▶ _WHAT IS EXPECTED_
Return the listing below exactly, with the pictures dropped.

_____

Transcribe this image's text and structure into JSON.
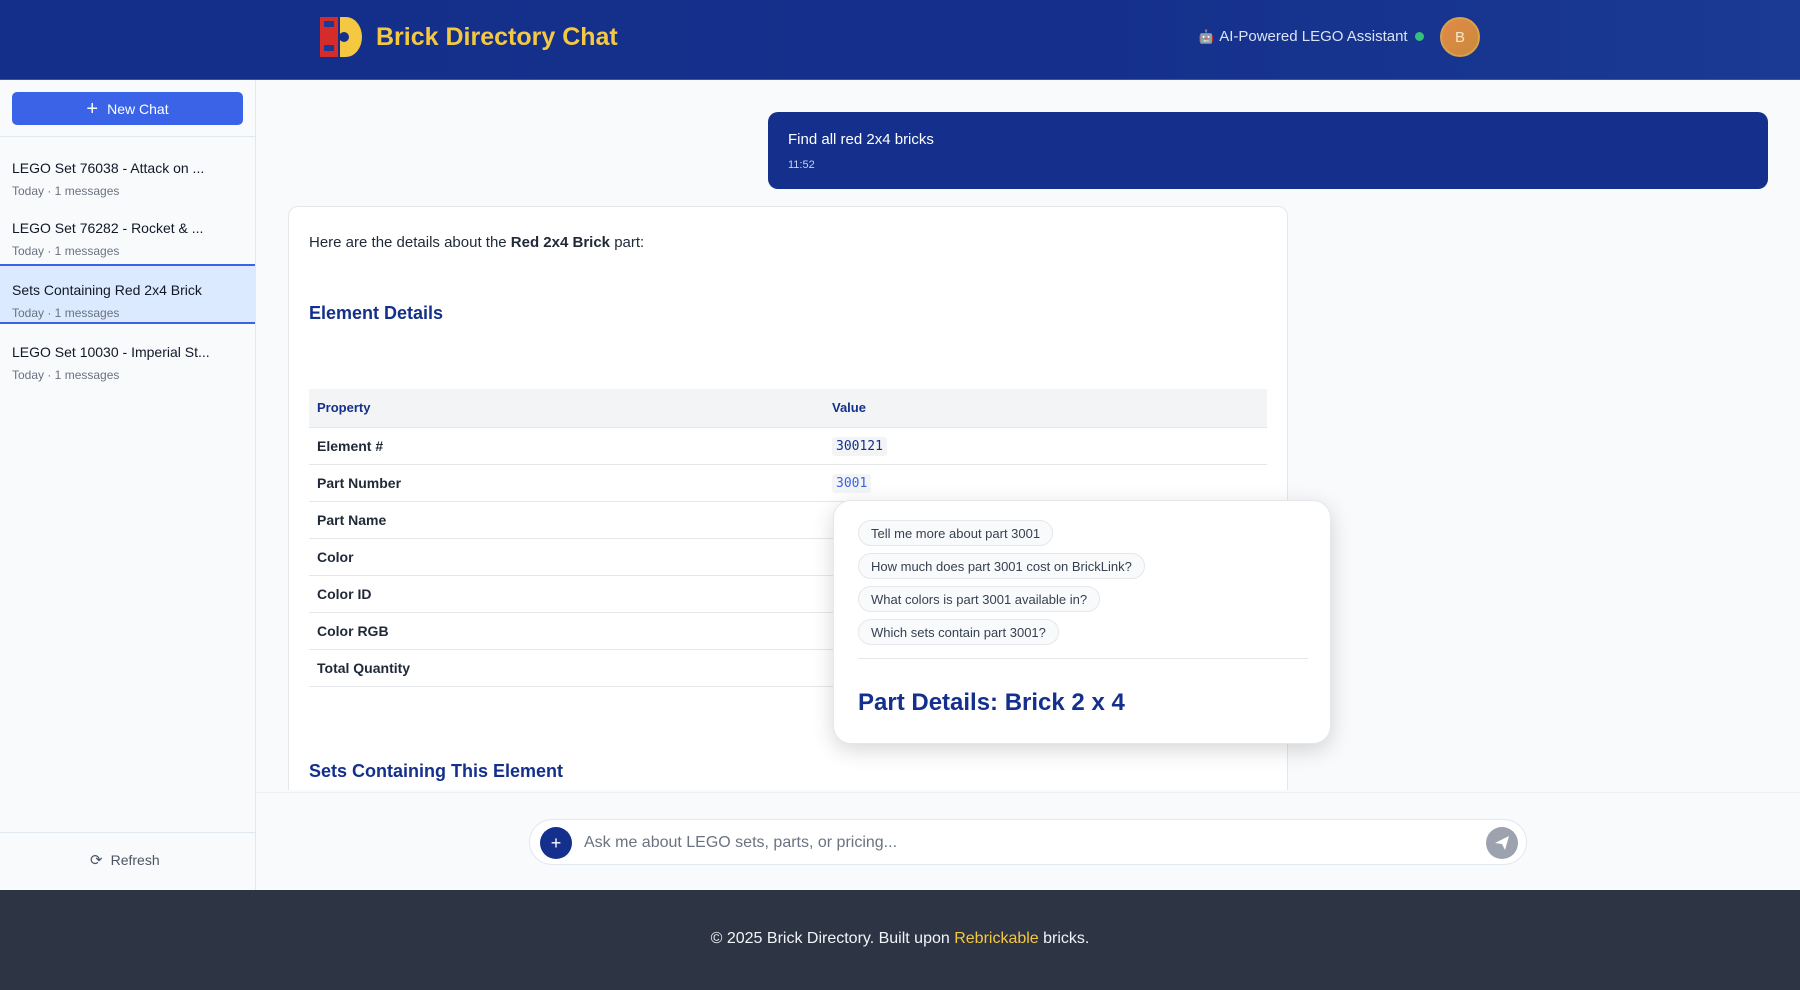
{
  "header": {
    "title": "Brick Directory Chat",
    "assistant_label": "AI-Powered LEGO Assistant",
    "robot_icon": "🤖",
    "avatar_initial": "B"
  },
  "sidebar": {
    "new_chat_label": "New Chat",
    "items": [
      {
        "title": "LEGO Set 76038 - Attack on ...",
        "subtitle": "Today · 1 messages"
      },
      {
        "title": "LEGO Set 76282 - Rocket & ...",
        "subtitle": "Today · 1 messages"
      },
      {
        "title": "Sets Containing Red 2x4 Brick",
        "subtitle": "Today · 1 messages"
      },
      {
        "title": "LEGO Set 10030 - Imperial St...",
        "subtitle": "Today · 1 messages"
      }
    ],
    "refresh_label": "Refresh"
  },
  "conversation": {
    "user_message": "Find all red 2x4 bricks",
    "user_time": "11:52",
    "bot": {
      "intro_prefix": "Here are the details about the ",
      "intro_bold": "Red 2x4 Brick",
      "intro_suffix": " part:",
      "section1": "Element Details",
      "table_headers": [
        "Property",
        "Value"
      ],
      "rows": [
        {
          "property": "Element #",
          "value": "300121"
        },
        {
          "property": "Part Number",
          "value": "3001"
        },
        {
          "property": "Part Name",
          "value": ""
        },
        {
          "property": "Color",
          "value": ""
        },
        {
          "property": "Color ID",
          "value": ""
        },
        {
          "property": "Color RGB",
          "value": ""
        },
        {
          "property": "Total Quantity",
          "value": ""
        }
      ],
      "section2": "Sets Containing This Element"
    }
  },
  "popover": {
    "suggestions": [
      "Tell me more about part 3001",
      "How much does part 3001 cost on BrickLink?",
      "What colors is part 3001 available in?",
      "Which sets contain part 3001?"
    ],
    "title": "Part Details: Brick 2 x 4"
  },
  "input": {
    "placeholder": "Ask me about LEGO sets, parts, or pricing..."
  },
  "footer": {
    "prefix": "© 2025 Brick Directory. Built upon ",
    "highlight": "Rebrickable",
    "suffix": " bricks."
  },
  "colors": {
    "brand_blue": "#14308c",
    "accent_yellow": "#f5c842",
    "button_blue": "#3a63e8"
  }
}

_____

▶ _RESULT FOR THIS TASK_
Transcribe this image's text and structure into JSON.
{
  "header": {
    "title": "Brick Directory Chat",
    "assistant_label": "AI-Powered LEGO Assistant",
    "robot_icon": "🤖",
    "avatar_initial": "B"
  },
  "sidebar": {
    "new_chat_label": "New Chat",
    "items": [
      {
        "title": "LEGO Set 76038 - Attack on ...",
        "subtitle": "Today · 1 messages"
      },
      {
        "title": "LEGO Set 76282 - Rocket & ...",
        "subtitle": "Today · 1 messages"
      },
      {
        "title": "Sets Containing Red 2x4 Brick",
        "subtitle": "Today · 1 messages"
      },
      {
        "title": "LEGO Set 10030 - Imperial St...",
        "subtitle": "Today · 1 messages"
      }
    ],
    "refresh_label": "Refresh"
  },
  "conversation": {
    "user_message": "Find all red 2x4 bricks",
    "user_time": "11:52",
    "bot": {
      "intro_prefix": "Here are the details about the ",
      "intro_bold": "Red 2x4 Brick",
      "intro_suffix": " part:",
      "section1": "Element Details",
      "table_headers": [
        "Property",
        "Value"
      ],
      "rows": [
        {
          "property": "Element #",
          "value": "300121"
        },
        {
          "property": "Part Number",
          "value": "3001"
        },
        {
          "property": "Part Name",
          "value": ""
        },
        {
          "property": "Color",
          "value": ""
        },
        {
          "property": "Color ID",
          "value": ""
        },
        {
          "property": "Color RGB",
          "value": ""
        },
        {
          "property": "Total Quantity",
          "value": ""
        }
      ],
      "section2": "Sets Containing This Element"
    }
  },
  "popover": {
    "suggestions": [
      "Tell me more about part 3001",
      "How much does part 3001 cost on BrickLink?",
      "What colors is part 3001 available in?",
      "Which sets contain part 3001?"
    ],
    "title": "Part Details: Brick 2 x 4"
  },
  "input": {
    "placeholder": "Ask me about LEGO sets, parts, or pricing..."
  },
  "footer": {
    "prefix": "© 2025 Brick Directory. Built upon ",
    "highlight": "Rebrickable",
    "suffix": " bricks."
  },
  "colors": {
    "brand_blue": "#14308c",
    "accent_yellow": "#f5c842",
    "button_blue": "#3a63e8"
  }
}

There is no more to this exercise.